| Task objective |
Report how many lines in the entries below have the word "наивная" in them, and give no other words.

| Input material |
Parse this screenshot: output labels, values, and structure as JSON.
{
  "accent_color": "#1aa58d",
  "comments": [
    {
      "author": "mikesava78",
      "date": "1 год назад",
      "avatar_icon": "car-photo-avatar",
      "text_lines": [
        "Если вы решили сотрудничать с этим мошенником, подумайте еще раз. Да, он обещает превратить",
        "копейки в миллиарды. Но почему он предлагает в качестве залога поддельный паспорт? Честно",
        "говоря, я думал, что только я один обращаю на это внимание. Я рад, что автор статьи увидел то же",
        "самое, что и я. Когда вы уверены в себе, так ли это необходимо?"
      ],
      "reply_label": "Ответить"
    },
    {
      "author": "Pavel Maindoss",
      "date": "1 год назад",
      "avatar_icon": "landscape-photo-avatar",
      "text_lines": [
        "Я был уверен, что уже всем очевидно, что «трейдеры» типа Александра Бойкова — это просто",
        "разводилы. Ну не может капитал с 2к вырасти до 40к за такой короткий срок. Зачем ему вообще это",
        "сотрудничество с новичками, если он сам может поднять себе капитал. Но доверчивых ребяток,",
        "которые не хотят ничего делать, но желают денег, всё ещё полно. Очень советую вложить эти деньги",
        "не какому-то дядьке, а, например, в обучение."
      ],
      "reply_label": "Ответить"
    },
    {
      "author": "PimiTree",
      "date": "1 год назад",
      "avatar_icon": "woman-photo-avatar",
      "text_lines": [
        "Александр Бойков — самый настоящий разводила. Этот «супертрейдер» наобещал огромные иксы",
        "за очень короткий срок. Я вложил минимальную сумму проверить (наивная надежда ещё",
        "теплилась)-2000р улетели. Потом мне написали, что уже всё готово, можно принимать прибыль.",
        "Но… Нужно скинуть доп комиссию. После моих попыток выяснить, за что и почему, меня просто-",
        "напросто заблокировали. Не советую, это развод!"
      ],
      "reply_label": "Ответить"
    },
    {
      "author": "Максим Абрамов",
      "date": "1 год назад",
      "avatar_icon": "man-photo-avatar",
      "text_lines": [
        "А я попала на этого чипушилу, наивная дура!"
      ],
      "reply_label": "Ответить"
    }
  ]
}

| Response box |
2